The consequences the serpent suffered involved: (1) a curse by God involving a change of form; and (2) enmity between the seed of the woman and the seed of Satan whereby the seed of the woman would destroy the power of Satan (Heb. 2:16).
Eve suffered the following consequences:  (1) she was placed in subjection to her husband; (2) she was told that she would have pain in child birth; and (3) condemnation due to sin and death entered the world, Rom. 5:12).
Adam suffered the following consequences:  (1) God cursed the ground so that it brought forth thorns and thistles; (2) Adam’s work would be more demanding and (3) he would die physically (from dust thou art, unto dust thou shalt return.
Are you smarter than Eve?
Do you know the enemy?   In John 8:44, we are told, “Ye are of your father the devil, and the lusts of your father ye will do.  He was a murderer from the beginning, and abode not in the truth, because there is no truth in him. When he speaketh a lie, he speaketh of his own: for he is a liar, and the father of it.”  Satan lied to Eve, but Eve did not discern the lie and reject it.  How about you?  Are you smarter than Eve?

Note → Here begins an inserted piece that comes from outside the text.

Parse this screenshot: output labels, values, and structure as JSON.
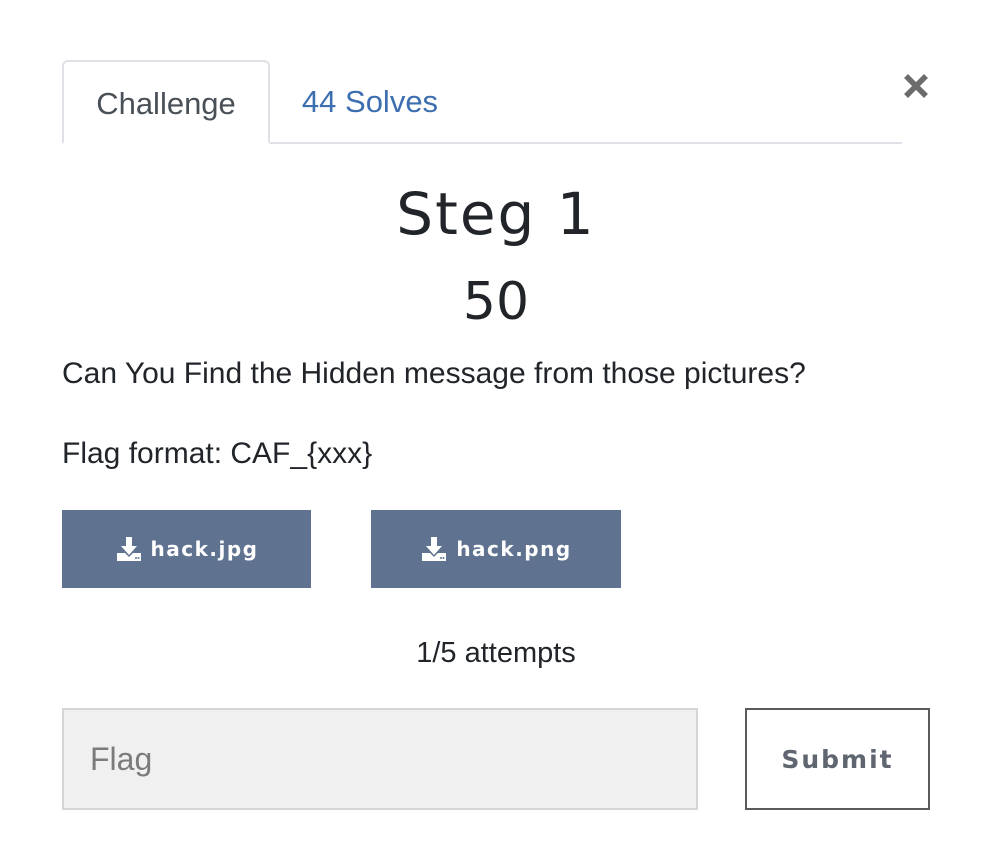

Do you know yourself?  Every temptation is a lie.  Temptation is the enticement to sin either by the external presentation of evil allurement or the internal desire to participate in that which is forbidden by God or both.  James states that we are tempted when we are drawn away by our own lusts and enticed (James 1:14). Temptation to sin involves appeals to the mind and the body.  Eve did not practice self-control in the face of temptation.  How about you?  Are you smarter than Eve?
Do you know God?  God knows all and sees all.  We cannot sin without God knowing about it.  We are accountable to God.  God will punish the evil doer.  God means exactly what He says.  We sin when we disobey God.  Eve disregarded God and God’s Word when she sinned.  How about you?  Are you smarter than Eve?
It is possible to be smarter than Eve.  James states, “Blessed is the man that endureth temptation: for when he is tried, he shall receive the crown of life, which the Lord hath promised to them that love him” (James 1:12).